January 18, 2010 § Leave a comment
C. Chapin explains what happens if you don’t, in this short story shared on the Saving Sailing Facebook page:
At the Interlake Nationals at Indianapolis Sailing Club in 1989, I sailed with my ten-year-old son, Bill and Tom, a 14-year-old also from our club. Geist Reservoir is a crescent-shaped lake and in one race the course was a complex, saw-toothed shape with an intermediate windward mark that was out of sight from the starting area.
As we sailed up the lake, we spied the mark near the eastern shore and tacked onto starboard to approach it. Bill piped up and said, “Dad, aren’t we supposed to round this to port?” Tom and I patiently explained to him that rounding it to port would require looping the mark, which would be unsafe with the fleet still grouped tightly together. We rounded the mark to starboard, but noticed other boats passing (not rounding) the mark to port by sailing up the western shore.
We finished the race with a good score and turned past the RC boat to head in for the day. The course was still posted with the intermediate mark clearly with a red background.
I turned to Bill and said, “I’m sorry Bill. You were right and Tom and I were wrong. We were supposed to round that mark to port like you said.” The two boys looked at me. Tom asked, “What are we going to do?” I replied, “There’s only one thing to do. We’re going to withdraw from the race.”
Tom asked, “But what about all the other boats? None of them rounded it to port.” My answer was that the other boats had a problem with sailing the course also, but our course was clear.

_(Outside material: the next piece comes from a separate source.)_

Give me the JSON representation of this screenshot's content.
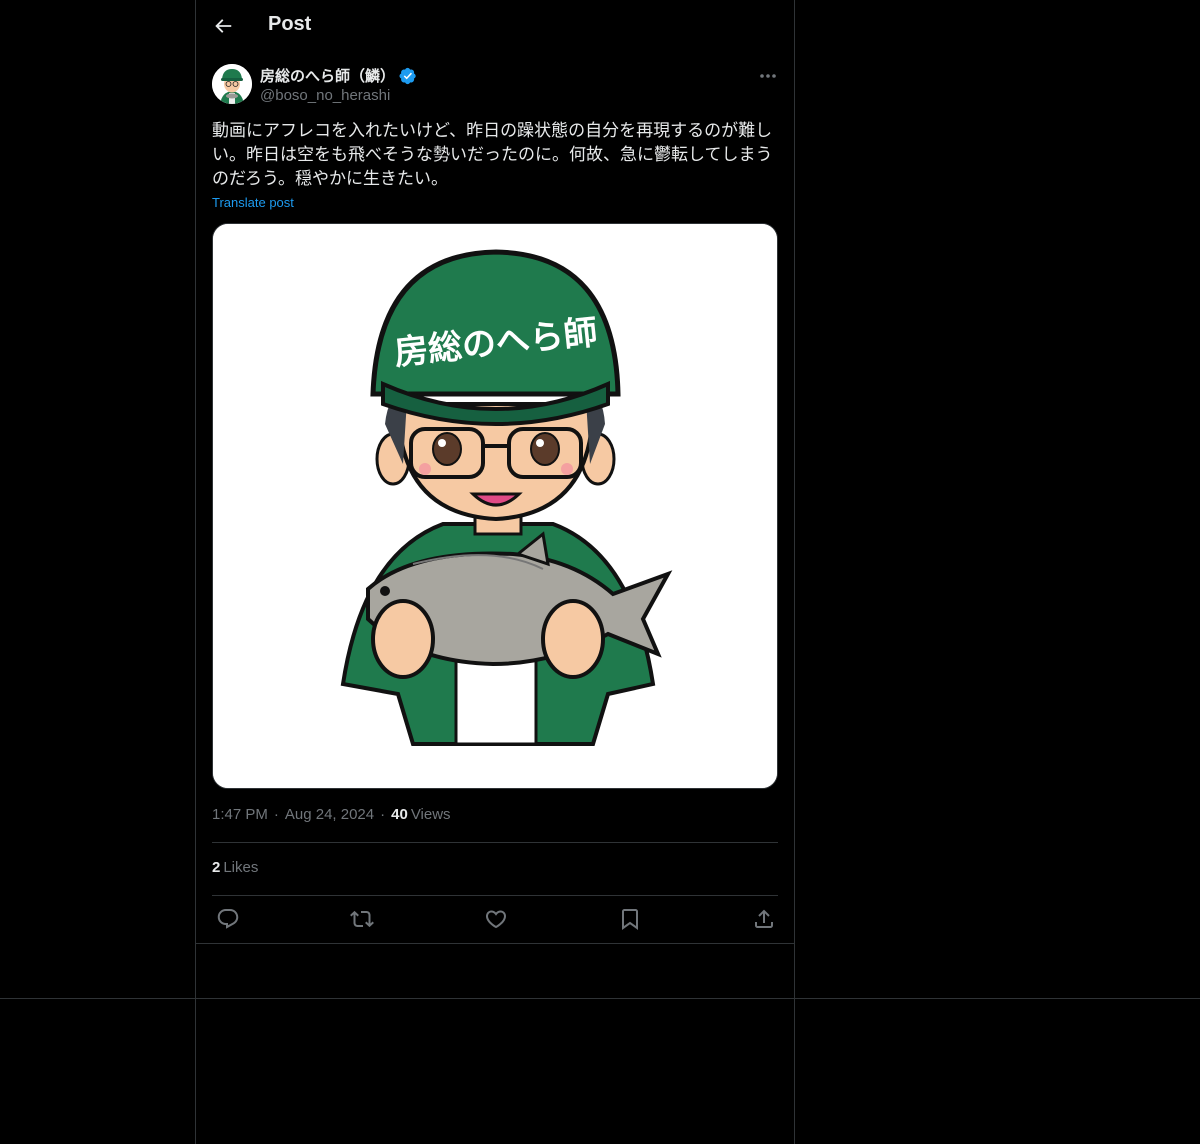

As soon as the RC boat docked, I reported to them that we were withdrawing because we had not properly sailed the course and added that I didn’t think that anyone else had. It turned out that one boat had rounded the mark to starboard, realized their error, returned, unwound their string, rounded correctly, and flown a protest flag.
Ultimately, the race was abandoned because of the mark set boat’s error in placing the mark, but the postscript was that if the race had been allowed to stand and the protest allowed, we would have been National Champions. As it was, we finished fourth overall.”
– C. Chapin
– ndh (email@example.com)
January 16, 2010 § Leave a comment
Joe and Deb do them both, and Joe explains what happens:
…my best memories and greatest laughs came from sailing with kids…
I read your piece in SA this morning and I had to comment. I agree with you completely that mentoring is key. I am not writing to toot our horn, but my wife and I have involved many kids in sailing. We thought we could not have kids. Then after being married for 14 years, we had a wonderful child.
During those 1st 14 years of marriage, we sailed any where and any time we could. When we bought a new boat, my Mother called it her grandchild. During that time, many of our very close sailing friends left sailing because they had kids. As we watched that happen we recognized that in order to keep sailing, we had to keep our son involved. We figured that including as many of his friends as possible would ensure he always had a friend (or 6) to bring to the boat.
Now, 20 years later, he and his friends have sailed multiple Bayview Mac races, many regattas on all kinds of boats up to and including 70’s, and sail on their respective University sailing teams. Many have been involved with the local community sailing association, taking several years of lessons, and a couple of them are US Sailing certified instructors.
I am confidant that more than 10 young adults out of the 40 or 50 that have sailed on our boats over the last 20 years will be lifelong sailors (good ones too for those detractors). The best part for me is that some race, some do not, but they all sail for the pure joy it brings them. They also have learned to maintain and repair the boats they sail on and are considered invaluable crew members because they are willing to tackle any job needing to be done.
Suffice it to say I am very proud of them all and I believe sailing has taught them the life skills they need to be very successful. The only sad part is that they now sail with others and not so much with Deb and me. I have personally sailed on many boats and in many racing programs, and my best memories and greatest laughs came from sailing with kids. A good friend of mine said it best one dark midnight to four watch: “I have been a goof off all my life, I decided it’s best to hang out with the best goof offs of all: kids. They don’t judge me too harshly.” This person is very successful and many of you know him so we will leave his name out of the story.
Please keep working to develop the mentoring attitude, it will turn around sailing and make the next generation more likely to mentor those in the generation following them.
Hearty round of applause for Joe and Deb, for all they do.
– ndh (firstname.lastname@example.org)